Concerns over mounting electronic waste in Africa have led to the development of a framework to help the continent deal with the problem.
E-waste – unwanted electronic goods such as computers and mobile phones – needs to be disposed of or recycled carefully to avoid health problems and environmental contamination from component toxic materials such as lead and mercury.
In some African countries there have been fears that the use of electronics is rising with no parallel increase in safe disposal methods.
A team of organisations – which began investigating e-waste in Africa in 2007 reported last month that the scenario varies widely from country to country.
Morocco, for example, produces 13,500 tonnes of e-waste per year from computers alone, whereas this figure is around 3,000 tonnes in Kenya, according to research by the group, which includes the Global Digital Solidarity Fund, the Swiss Institute for Material Science (Empa) and computer company Hewlett-Packard (HP).
They said that these figures could double or triple as a result of strong growth in the ICT sector.
The group also initiated a pilot scheme establishing a local, self-sustainable e-waste recycling facility in Cape Town, South Africa. Started in 2008, the facility has so far processed around 60 tonnes of e-waste, generating an income of US$14,000 and creating direct employment for 19 people.
“The Cape Town Pilot is a local decentralised first-step recycling solution that can be used as a model for other African countries,” said Mathias Schluep, project manager for sustainable technology cooperation at Empa, at a press briefing (17 February).
“We now know how to approach a country [tackling e-waste] at the beginning to find out what solution we can come up with, how to get the right information.”
Kirsty McIntyre, HP’s environmental compliance manager, said the project is intended to make sure that e-waste processing is done in an environmentally sound manner that protects the health and safety of workers.
The group has now put together a series of recommendations for dealing with e-waste, though it emphasises that there is no one-size-fits-all solution to the global problem.
“What we’re looking for are regional solutions,” McIntyre told SciDev.Net. “It’s very difficult to get across how long it takes to do this kind of work. There are pockets of academic work on e-waste, but nobody has ever pulled it all together.”

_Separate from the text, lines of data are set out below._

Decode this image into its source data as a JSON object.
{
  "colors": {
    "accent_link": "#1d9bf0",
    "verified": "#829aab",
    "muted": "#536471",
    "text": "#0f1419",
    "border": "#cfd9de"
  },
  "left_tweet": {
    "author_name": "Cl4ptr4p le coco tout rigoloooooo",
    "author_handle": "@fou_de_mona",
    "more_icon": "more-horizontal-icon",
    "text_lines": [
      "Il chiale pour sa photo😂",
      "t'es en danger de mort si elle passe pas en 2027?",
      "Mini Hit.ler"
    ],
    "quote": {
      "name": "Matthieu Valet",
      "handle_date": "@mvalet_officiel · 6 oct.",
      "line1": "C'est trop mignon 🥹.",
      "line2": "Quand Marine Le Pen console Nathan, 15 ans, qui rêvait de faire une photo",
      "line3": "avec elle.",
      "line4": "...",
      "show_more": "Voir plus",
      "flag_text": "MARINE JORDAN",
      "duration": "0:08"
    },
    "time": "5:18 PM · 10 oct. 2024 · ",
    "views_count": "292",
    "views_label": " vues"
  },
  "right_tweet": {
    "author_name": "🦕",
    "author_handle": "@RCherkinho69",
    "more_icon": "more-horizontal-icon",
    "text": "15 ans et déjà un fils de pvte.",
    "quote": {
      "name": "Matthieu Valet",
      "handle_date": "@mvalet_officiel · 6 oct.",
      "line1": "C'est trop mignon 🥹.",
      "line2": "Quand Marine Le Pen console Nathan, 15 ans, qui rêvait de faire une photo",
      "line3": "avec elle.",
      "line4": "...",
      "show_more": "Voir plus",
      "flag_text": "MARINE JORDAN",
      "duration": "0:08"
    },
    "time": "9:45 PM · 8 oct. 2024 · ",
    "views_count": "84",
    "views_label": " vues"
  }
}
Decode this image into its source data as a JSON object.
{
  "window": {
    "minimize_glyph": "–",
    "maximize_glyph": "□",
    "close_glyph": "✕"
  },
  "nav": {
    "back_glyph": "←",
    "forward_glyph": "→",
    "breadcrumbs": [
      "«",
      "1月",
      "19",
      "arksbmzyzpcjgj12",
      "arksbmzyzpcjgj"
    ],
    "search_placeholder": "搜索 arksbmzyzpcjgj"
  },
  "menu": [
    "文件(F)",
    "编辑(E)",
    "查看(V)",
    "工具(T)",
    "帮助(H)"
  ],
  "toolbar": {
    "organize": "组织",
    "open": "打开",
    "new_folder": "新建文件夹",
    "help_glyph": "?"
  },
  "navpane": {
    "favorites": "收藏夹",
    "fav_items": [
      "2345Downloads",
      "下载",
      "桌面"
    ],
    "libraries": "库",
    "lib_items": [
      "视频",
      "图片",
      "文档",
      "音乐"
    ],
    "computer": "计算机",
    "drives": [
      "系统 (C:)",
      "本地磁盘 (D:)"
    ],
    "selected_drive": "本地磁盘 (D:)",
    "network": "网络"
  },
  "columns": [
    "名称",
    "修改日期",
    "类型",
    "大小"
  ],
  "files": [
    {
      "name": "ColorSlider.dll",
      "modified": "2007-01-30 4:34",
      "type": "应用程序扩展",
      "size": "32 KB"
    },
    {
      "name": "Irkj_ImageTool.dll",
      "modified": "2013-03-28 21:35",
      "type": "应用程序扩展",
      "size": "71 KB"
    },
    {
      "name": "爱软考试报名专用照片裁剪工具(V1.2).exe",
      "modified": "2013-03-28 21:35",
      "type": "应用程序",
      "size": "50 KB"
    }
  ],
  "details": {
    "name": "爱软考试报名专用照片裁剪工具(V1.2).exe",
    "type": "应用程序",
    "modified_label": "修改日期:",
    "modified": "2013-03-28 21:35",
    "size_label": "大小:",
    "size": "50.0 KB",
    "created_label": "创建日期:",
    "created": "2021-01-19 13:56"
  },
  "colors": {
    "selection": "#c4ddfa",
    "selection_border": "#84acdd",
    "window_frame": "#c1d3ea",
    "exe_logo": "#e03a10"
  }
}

The second phase of the project seeks to engage government and corporate partners to extend e-waste management programmes to other African countries, eventually reaching the entire continent.